Identification of Factors That Explain Racial Disparities during the Evaluation Process for Kidney Transplantation

Session Information

Category: Transplantation

  • 1802 Transplantation: Clinical

Authors

  • Murphy, Karly A., Johns Hopkins University, Baltimore, Maryland, United States
  • Ying, Hao, Johns Hopkins University, Baltimore, Maryland, United States
  • Segev, Dorry L., Johns Hopkins University, Baltimore, Maryland, United States
  • McAdams-DeMarco, Mara, Johns Hopkins University, Baltimore, Maryland, United States
Background

Racial disparities between blacks and white patients are observed in evaluation completion rates, a step required for kidney transplantation (KT) listing. However, the role of patient-level demographics and medical comorbidities as explanatory factors for these disparities is unclear.
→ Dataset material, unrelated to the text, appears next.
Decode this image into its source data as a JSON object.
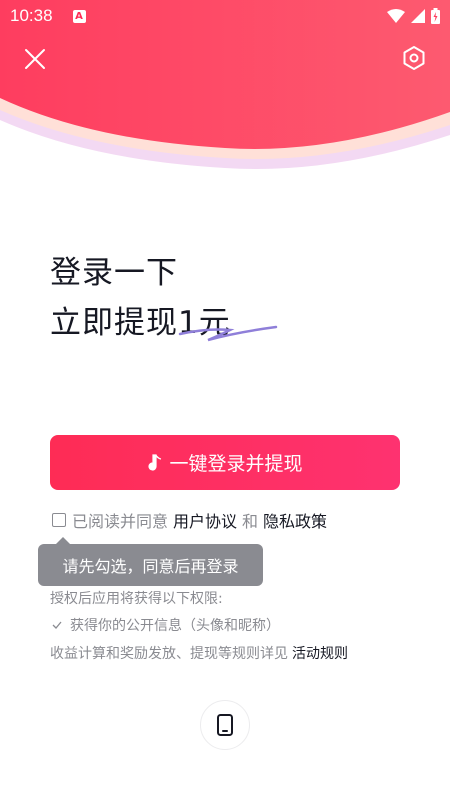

We compared the risk of listing in black versus white adults referred to clinic for KT evaluation and identified whether the association of socio-economic factors and medical co-morbidities account for racial disparities in listing for KT.

Methods

As part of a prospective multi-center cohort study of aging and ESRD, 3,540 black and white candidates were enrolled at evaluation for KT (1/2009-12/2017). Self-reported demographic data, education, income, employment, and frailty status was collected at time of first evaluation. Medical comorbidities were ascertained from self-report and chart review. Time to listing in the first year was our primary outcome. We used multivariate Cox proportional hazard models to estimate incidence for listing and the association of patient-level factors between black and white participants. Mediation analysis was performed using percent reduction in beta coefficient for race in expanded model versus a base model, adjusted for age and sex.

Results

Among 3,540 participants, the mean age was 54.7 years (sd=13.5) with 41.2% female and 49.2% self-reported black race. Overall, 1,930 patients were listed for KT in the first year. Likelihood of listing was lower for blacks compared with whites (HR=0.77, 95% CI:0.70-0.84) after adjusting for age and gender. Racial differences in listing rates were partially explained by socio-economic factors (% reduction in beta coefficient, 38.5%) and partially explained by medical co-morbidity (% reduction in beta coefficient, 35.6%). After accounting for age, gender, patient-level socioeconomic factors, and medical comorbidity, disparity by race persisted (adjusted HR 0.89, 95% CI 0.81-0.98, % reduction in beta 47.6%).

Conclusion

Racial disparities during the listing stage of KT are partly explained by differences in patient-level socio-economic factors and medical comorbidity. Higher socio-economic status may indicate greater personal resources to navigate the transplant process and could direct future intervention.

Funding

  • Other NIH Support